It was a huge hassle but I was grateful for the way it worked out. I had to go to the ATM in Jacksonville on three consecutive days in order to get the money and ended up carrying around this enormous roll of $20s in my pocket for all of that time, but I was still grateful.
Price of ticket: $2,200.
Yeah, connections. Some people on the street were paying even more.
Five years later, you can go online and find your choice of tickets for a lot less. You can go right now on StubHub and get a seat in the upper deck in Tampa for about $1,600. You can get a lower level seat in the end zone, where my ticket was, for $2,000. Even though the face value on the tickets is now $800 -- up from $500 back then, if memory serves -- the price is down at least 10 percent. It could be a lot lower by Sunday because there are tons of tickets available.
But here's the question: why?
1) It's the economy, stupid.

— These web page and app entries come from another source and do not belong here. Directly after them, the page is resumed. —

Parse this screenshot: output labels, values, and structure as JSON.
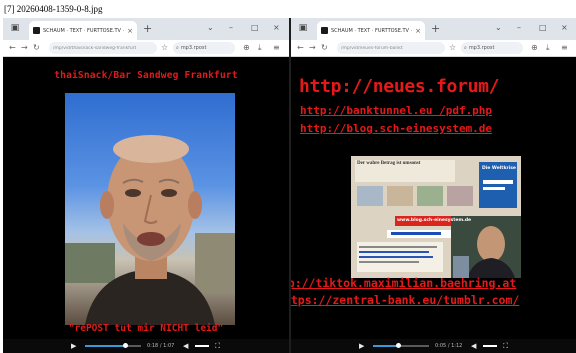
{
  "caption": "[7] 20260408-1359-0-8.jpg",
  "left": {
    "tab_title": "SCHAUM · TEXT · FURTTOSE.TV · X",
    "url": "/mp/vid/thaisnack-sandweg-frankfurt",
    "search_label": "mp3.rpost",
    "title": "thaiSnack/Bar Sandweg Frankfurt",
    "footer": "\"rePOST tut mir NICHT leid\"",
    "time": "0:18 / 1:07",
    "progress": 0.72,
    "volume": 0.8
  },
  "right": {
    "tab_title": "SCHAUM · TEXT · FURTTOSE.TV · X",
    "url": "/mp/vid/neues-forum-bankt",
    "search_label": "mp3.rpost",
    "big_url": "http://neues.forum/",
    "link1": "http://banktunnel.eu /pdf.php",
    "link2": "http://blog.sch-einesystem.de",
    "link3": "http://tiktok.maximilian.baehring.at",
    "link4": "https://zentral-bank.eu/tumblr.com/",
    "thumb_headline": "Der wahre Betrag ist umsonst",
    "thumb_box": "Die Weltkrise",
    "thumb_banner": "www.blog.sch-einesystem.de",
    "time": "0:05 / 1:12",
    "progress": 0.45,
    "volume": 0.8
  },
  "icons": {
    "back": "←",
    "forward": "→",
    "reload": "↻",
    "plus": "+",
    "close": "×",
    "minimize": "–",
    "maximize": "□",
    "play": "▶",
    "volume": "◀",
    "fullscreen": "⛶",
    "chevron": "⌄",
    "star": "☆",
    "search": "⌕"
  },
  "colors": {
    "accent_red": "#e11a1a",
    "progress_blue": "#3a9ad9"
  }
}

2) The Arizona Cardinals remain a lame excuse for a Super Bowl participant.